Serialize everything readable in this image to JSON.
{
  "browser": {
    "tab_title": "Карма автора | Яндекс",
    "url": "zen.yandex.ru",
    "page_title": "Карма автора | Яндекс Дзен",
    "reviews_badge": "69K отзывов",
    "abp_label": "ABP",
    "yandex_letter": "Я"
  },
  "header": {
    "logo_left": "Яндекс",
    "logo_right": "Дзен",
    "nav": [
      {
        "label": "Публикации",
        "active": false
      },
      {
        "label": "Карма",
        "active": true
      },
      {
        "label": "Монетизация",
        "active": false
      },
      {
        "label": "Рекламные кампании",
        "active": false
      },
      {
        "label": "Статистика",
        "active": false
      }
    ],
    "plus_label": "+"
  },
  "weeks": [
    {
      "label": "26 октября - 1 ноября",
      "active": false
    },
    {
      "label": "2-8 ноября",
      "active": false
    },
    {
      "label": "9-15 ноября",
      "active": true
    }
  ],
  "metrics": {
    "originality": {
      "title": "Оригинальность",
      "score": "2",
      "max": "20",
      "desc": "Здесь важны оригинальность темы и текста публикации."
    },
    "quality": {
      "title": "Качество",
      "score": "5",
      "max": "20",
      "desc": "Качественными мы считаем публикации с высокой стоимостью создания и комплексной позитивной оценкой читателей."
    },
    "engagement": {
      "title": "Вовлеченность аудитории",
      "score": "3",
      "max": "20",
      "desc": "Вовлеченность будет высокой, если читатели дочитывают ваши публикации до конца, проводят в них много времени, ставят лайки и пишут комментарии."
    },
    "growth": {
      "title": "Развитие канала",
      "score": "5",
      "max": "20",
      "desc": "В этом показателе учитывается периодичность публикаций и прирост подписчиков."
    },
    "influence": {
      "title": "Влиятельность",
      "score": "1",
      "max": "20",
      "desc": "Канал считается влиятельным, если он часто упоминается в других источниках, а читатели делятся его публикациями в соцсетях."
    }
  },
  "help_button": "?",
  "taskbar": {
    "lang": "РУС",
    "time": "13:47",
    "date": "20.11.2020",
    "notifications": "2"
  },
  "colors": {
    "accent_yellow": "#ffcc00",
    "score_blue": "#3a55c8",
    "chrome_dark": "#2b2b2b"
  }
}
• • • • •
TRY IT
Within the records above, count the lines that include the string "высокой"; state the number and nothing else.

SOLUTION TO THIS EXERCISE
2